The cost of converting HIV infection to a chronic and ‘treatable’ condition has not just been the cost of the extended therapy with expensive medications which have made that a reality, but a reduction in the emphasis (for whatever reasons – political, finanacial, religious, etc.) on the significance of the HIV epidemic and in attention to the impact to the overall cost to the health care system. Unfortunately, the most vulnerable and unaware members of society, young women, are the ones who will suffer the brunt of that neglect.
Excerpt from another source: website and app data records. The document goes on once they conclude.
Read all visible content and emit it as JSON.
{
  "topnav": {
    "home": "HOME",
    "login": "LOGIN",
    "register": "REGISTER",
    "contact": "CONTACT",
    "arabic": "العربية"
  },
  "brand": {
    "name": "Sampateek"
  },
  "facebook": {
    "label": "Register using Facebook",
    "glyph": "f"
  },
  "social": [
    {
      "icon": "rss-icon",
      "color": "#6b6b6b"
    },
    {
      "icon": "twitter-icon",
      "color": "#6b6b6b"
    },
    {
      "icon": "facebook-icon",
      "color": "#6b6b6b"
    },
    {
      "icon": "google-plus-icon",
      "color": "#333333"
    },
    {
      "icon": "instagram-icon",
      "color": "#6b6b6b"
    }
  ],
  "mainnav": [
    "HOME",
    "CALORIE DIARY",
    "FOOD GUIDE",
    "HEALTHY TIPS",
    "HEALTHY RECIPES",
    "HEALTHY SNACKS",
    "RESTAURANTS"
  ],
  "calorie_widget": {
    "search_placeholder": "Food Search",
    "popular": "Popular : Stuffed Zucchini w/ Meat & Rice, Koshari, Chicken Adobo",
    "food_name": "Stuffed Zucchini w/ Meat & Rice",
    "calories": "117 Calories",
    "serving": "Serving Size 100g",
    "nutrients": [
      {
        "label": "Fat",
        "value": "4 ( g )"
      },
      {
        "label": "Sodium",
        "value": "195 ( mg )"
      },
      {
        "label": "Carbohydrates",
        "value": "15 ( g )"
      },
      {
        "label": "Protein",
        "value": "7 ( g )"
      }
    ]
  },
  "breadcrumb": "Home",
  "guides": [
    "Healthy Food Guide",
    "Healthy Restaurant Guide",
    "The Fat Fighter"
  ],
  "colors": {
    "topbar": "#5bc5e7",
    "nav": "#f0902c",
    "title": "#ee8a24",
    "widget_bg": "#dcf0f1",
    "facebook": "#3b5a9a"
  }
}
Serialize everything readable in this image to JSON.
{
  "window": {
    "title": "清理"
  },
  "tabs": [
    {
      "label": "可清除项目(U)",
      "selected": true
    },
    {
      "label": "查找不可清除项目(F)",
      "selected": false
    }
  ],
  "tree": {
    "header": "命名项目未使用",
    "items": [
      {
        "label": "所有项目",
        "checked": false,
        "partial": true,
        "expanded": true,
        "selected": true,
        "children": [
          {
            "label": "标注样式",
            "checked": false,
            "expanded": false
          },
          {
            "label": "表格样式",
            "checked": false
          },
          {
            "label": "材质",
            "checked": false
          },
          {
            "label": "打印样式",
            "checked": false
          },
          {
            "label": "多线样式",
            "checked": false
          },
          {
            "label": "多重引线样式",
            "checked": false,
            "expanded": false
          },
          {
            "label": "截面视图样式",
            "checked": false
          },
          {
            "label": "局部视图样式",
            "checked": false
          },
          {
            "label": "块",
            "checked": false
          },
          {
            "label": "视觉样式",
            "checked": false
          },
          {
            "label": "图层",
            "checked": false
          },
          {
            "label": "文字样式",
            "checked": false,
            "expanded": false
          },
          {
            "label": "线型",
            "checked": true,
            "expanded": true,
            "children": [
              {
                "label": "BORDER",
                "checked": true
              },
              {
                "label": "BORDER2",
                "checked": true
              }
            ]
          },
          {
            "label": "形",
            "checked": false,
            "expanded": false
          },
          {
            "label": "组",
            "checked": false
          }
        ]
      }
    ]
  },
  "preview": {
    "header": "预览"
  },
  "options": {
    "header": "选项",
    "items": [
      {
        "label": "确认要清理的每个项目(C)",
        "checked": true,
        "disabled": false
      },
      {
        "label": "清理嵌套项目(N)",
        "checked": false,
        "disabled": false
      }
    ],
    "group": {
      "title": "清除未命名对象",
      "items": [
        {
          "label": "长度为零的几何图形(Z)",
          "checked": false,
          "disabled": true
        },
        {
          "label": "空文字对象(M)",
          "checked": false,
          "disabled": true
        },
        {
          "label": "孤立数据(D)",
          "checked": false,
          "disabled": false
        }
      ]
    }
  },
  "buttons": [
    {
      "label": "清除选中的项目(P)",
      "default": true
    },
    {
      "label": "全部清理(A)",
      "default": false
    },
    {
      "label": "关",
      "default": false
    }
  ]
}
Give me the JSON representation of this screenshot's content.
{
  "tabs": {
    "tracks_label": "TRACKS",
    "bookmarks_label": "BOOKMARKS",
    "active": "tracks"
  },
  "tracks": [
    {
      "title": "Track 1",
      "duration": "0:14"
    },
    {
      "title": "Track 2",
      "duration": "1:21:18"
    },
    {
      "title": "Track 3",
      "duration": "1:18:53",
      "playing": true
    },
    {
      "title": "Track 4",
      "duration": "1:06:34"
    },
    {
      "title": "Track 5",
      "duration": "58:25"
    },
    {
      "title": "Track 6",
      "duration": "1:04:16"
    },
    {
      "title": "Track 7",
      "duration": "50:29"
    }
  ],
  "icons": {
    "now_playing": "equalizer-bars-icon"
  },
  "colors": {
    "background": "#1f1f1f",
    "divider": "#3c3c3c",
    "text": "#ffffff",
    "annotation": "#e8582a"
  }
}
Although it is true that both young men and women in the black community have not benefitted as much from the advances made in HIV care, the number of new infections has dropped for black Americans between 2001 (20,868 cases) and 2005 (18,121 cases). However, black men are still six times more likely than white men to contract HIV, and black women are 20 times more likely to acquire the virus compared to white women. But, I expect with the increase in the social acceptability of interracial relationships, and the relative naivete of young women, who are easily entrapped into ‘unsafe sex’ practices by their partners, I would imagine we will soon be seeing a significant shift in the demographics of the heterosexual epidemic.
In my business, of course, we not only have to worry about the pregnant woman’s health with regard to HIV, but also that of her unborn child. In the ideal world, we would prevent the woman from contracting the virus to begin with. But, since things are not ideal, we still have a tremendous opportunity to reduce maternal morbidity and to prevent transmission to the baby. With the introduction of rapid, reliable, and relatively inexpensive test kits for HIV, we have the opportunity to do so by repeated screening during pregnancy and even in women who are not diagnosed with HIV until presentation for delivery. Although again, ideally, antiretroviral therapy should be started much earlier in pregnancy, a significant reduction in transmission rate is possible, given the opportunity to administer prophylactic doses of therapy prior to delivery and/or by proceeding to elective cesarean delivery if ‘viral load’ is unknown and the patient consents to the same.
So, this World AIDS Day -2007, even though I am saddened by the statistics, I am also comforted by the knowledge that we have the resources and the opportunities to make things right…and perhaps some day we will.